**WORK TASK:** From the listing below, pull out every line where the string "data" appears.

**RECORDS SUPPLIED:**
──────

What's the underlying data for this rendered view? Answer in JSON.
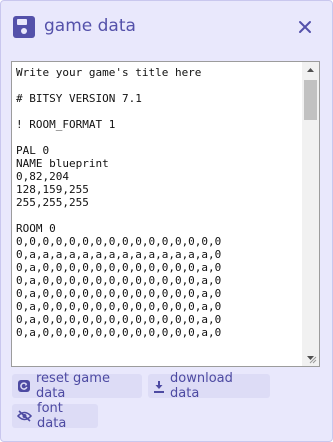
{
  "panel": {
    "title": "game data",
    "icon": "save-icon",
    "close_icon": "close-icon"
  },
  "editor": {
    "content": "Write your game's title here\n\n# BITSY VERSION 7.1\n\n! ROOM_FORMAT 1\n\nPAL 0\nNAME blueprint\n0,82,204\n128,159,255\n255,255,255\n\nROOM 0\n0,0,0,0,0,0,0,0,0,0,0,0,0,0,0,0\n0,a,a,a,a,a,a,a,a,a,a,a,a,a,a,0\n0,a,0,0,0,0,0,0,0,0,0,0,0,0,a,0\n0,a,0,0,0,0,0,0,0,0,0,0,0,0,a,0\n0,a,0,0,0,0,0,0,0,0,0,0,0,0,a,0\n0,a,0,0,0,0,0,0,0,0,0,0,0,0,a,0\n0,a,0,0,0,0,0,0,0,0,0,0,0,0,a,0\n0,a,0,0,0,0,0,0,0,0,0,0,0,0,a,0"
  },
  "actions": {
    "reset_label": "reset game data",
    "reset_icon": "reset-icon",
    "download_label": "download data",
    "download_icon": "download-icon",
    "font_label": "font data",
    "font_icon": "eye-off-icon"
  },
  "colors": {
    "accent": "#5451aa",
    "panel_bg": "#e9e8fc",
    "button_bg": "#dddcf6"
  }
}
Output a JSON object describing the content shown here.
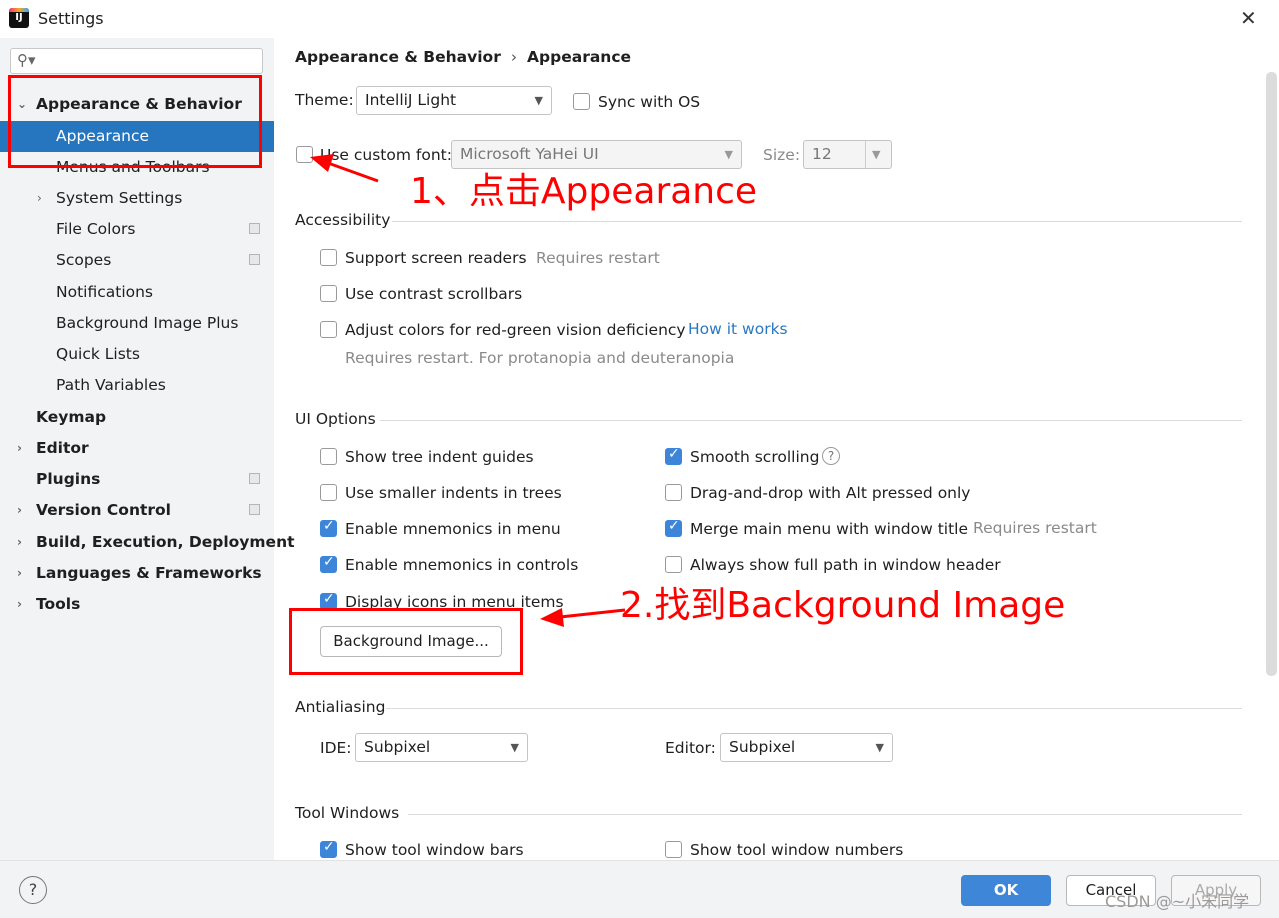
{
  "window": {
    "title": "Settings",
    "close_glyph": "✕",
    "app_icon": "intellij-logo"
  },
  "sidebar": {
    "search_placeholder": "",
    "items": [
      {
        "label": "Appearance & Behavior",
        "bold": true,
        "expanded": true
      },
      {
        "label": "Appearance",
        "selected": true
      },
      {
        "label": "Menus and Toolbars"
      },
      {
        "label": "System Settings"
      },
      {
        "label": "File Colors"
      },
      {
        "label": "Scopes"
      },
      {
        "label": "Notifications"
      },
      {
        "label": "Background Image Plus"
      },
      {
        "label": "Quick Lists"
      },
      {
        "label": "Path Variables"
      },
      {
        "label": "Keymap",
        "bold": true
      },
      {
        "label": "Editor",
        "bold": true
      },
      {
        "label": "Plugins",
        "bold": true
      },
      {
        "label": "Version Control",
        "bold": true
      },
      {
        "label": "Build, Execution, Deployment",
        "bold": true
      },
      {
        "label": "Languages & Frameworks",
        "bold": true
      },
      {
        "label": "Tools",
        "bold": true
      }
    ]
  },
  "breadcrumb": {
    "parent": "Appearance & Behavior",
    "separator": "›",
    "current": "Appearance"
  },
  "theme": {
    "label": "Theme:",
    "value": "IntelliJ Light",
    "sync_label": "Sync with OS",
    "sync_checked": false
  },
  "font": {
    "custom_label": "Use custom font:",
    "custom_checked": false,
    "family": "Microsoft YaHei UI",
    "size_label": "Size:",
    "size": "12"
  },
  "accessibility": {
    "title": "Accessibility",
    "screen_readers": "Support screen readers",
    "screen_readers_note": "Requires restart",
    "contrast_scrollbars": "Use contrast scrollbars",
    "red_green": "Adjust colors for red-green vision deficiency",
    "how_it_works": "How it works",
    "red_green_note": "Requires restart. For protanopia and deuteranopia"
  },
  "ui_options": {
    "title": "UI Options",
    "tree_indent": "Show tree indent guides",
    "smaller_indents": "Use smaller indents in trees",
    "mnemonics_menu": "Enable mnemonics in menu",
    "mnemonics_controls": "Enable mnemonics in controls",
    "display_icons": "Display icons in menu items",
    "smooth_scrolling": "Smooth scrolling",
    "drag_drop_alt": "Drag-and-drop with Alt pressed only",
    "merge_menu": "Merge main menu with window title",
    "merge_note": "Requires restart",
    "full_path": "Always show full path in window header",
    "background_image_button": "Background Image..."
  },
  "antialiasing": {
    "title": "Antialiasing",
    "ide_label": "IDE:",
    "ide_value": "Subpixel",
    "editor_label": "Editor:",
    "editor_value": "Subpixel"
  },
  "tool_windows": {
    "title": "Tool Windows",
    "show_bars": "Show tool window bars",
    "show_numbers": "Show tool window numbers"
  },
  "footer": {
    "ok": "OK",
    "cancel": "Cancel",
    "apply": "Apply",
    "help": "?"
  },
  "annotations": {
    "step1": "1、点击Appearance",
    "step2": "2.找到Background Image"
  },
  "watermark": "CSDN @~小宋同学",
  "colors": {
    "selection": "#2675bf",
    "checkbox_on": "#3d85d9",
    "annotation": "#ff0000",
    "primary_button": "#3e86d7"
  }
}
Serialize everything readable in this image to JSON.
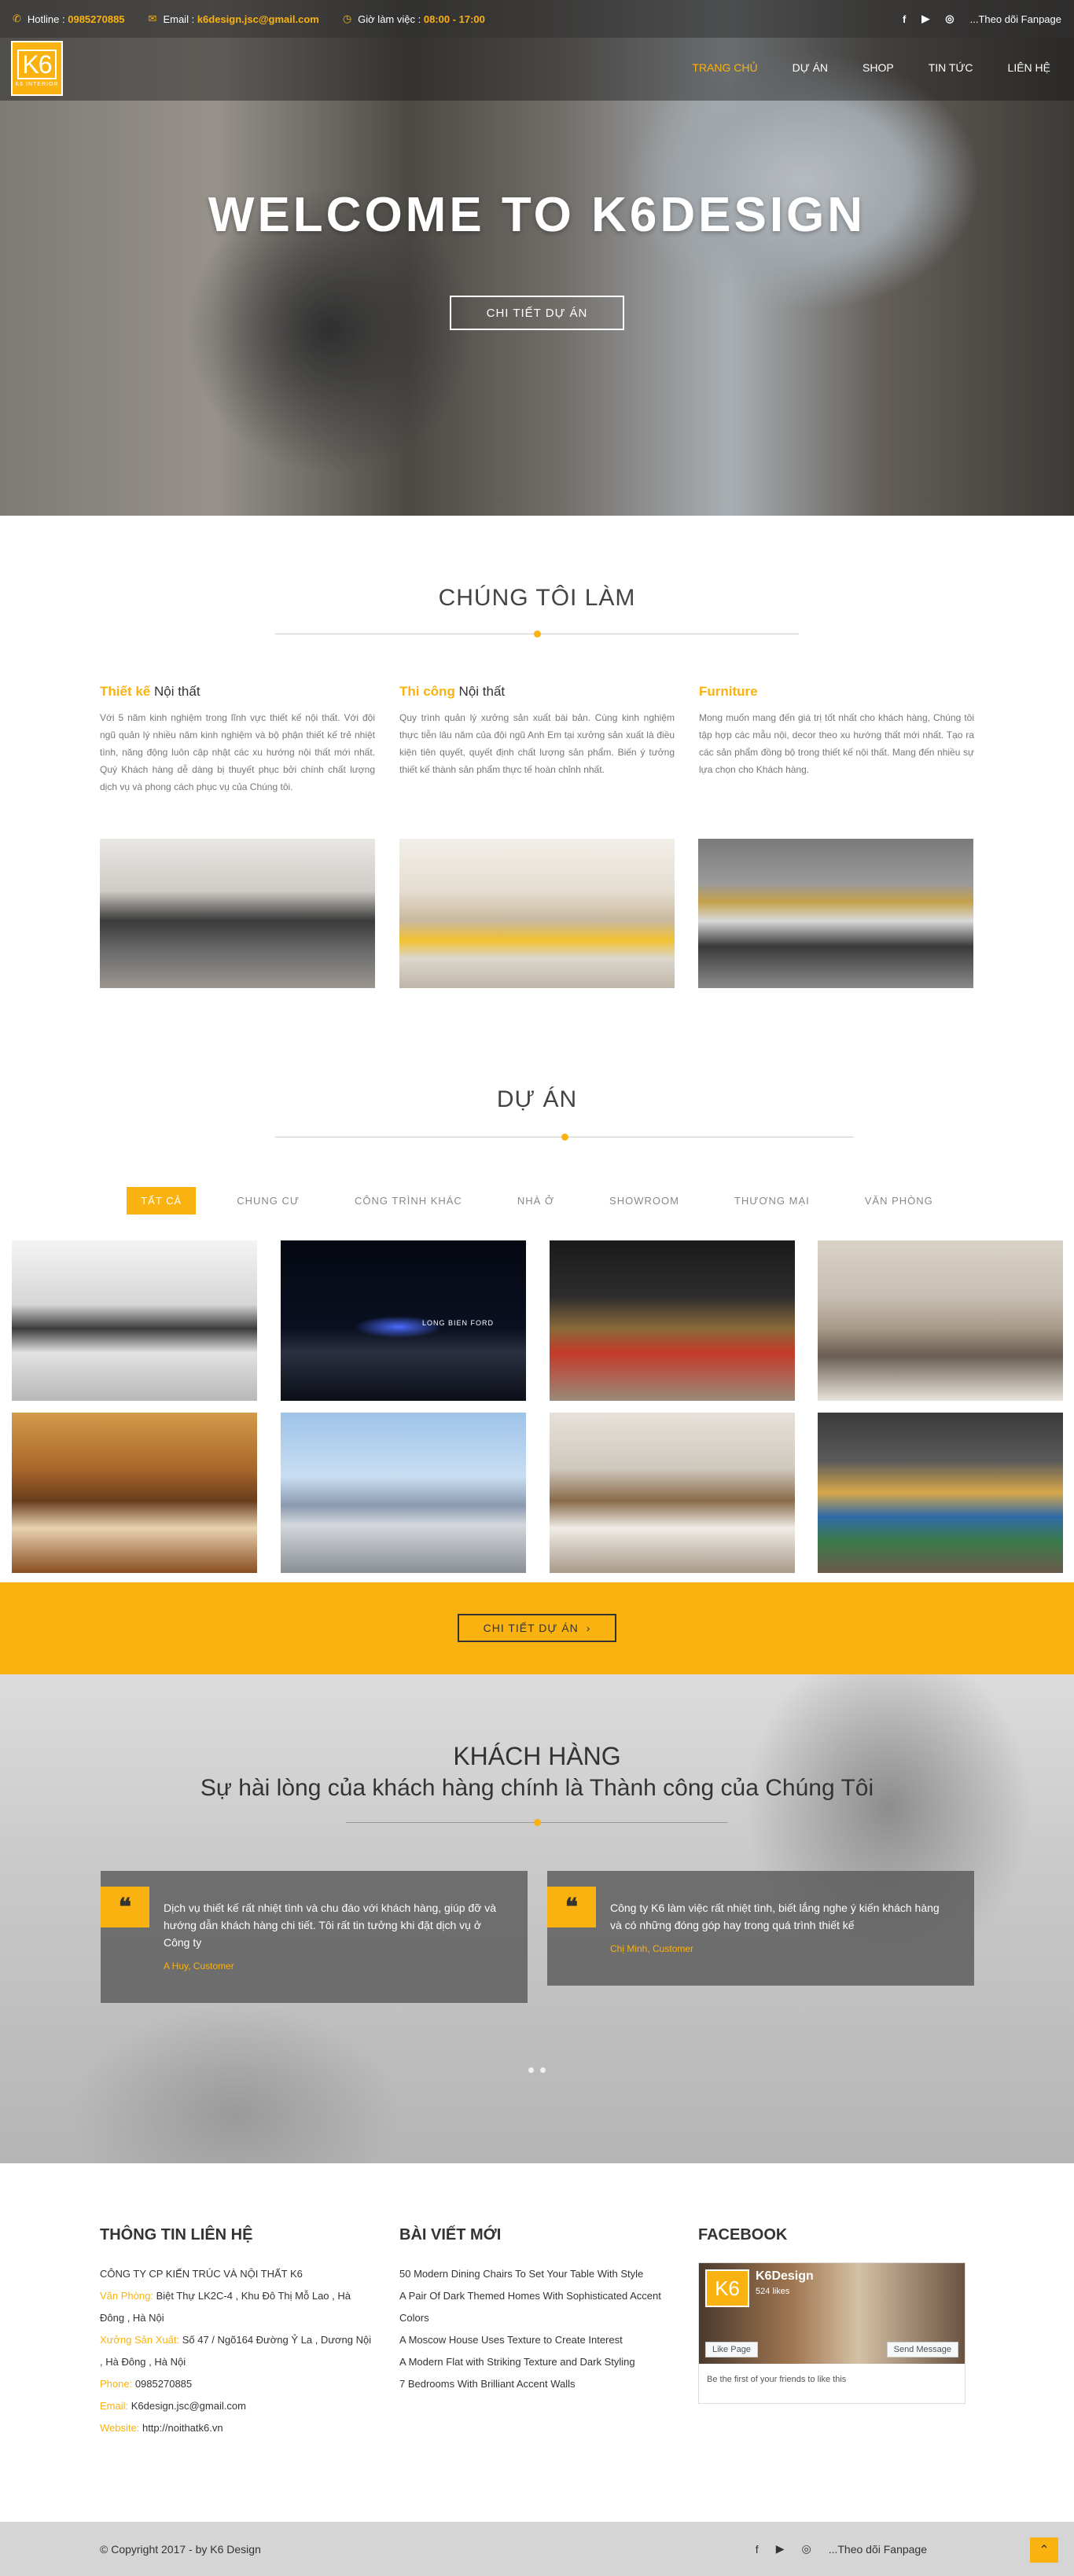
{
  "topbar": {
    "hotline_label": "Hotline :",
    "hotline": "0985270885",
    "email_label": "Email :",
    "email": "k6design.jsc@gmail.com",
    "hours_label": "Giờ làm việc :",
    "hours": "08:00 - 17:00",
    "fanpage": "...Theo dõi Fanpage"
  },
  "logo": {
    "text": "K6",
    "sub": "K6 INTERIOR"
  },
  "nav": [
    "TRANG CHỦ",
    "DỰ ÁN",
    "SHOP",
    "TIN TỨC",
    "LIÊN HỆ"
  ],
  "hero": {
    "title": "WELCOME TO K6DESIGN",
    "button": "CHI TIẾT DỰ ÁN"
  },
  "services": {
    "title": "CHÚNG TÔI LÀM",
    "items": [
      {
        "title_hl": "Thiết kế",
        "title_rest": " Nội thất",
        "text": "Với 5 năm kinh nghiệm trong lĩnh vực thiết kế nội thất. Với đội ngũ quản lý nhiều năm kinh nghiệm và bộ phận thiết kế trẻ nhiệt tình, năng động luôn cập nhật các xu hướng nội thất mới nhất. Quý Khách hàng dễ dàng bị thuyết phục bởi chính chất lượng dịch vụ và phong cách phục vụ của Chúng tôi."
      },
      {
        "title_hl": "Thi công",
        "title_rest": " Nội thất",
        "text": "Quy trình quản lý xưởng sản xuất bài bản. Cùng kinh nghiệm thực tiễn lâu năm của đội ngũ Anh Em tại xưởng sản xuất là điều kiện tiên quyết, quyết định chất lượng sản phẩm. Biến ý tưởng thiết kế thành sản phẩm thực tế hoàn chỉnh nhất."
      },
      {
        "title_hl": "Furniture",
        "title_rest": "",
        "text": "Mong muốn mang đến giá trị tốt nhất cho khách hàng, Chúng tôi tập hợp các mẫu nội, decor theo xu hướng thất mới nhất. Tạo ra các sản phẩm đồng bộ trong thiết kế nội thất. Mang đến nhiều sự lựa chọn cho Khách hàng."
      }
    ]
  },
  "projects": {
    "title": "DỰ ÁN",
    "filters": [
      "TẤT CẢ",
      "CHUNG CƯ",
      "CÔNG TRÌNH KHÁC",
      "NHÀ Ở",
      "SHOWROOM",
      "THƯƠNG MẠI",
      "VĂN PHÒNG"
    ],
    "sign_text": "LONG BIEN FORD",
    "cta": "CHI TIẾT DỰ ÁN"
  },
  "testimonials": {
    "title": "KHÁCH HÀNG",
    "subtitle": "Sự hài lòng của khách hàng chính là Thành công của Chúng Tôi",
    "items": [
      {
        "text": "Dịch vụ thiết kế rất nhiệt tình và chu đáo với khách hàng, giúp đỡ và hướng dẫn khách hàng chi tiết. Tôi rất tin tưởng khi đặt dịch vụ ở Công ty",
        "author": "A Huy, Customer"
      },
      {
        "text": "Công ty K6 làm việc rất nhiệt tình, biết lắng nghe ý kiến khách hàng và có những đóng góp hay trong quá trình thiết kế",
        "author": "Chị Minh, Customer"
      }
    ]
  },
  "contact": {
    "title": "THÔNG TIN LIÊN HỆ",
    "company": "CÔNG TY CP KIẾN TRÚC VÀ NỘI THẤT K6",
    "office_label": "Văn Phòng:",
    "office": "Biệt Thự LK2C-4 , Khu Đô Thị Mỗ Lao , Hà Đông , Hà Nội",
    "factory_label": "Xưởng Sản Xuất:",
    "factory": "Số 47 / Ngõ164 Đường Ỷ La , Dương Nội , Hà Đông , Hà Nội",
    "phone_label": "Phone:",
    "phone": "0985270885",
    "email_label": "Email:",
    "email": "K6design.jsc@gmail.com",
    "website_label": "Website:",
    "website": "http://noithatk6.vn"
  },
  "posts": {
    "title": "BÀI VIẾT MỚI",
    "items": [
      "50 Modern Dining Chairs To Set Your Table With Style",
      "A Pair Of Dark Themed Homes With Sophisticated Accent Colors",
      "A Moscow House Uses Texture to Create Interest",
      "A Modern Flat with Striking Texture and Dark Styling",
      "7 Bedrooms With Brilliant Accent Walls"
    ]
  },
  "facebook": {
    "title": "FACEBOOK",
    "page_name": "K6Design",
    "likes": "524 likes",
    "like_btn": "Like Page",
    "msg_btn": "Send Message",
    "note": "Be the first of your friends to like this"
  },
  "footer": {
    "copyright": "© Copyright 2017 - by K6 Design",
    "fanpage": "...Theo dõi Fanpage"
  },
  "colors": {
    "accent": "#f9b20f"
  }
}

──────

**FINAL ANSWER:**
What's the underlying data for this rendered view? Answer in JSON.
    "title": "game data",
    "reset_label": "reset game data",
    "download_label": "download data",
    "font_label": "font data",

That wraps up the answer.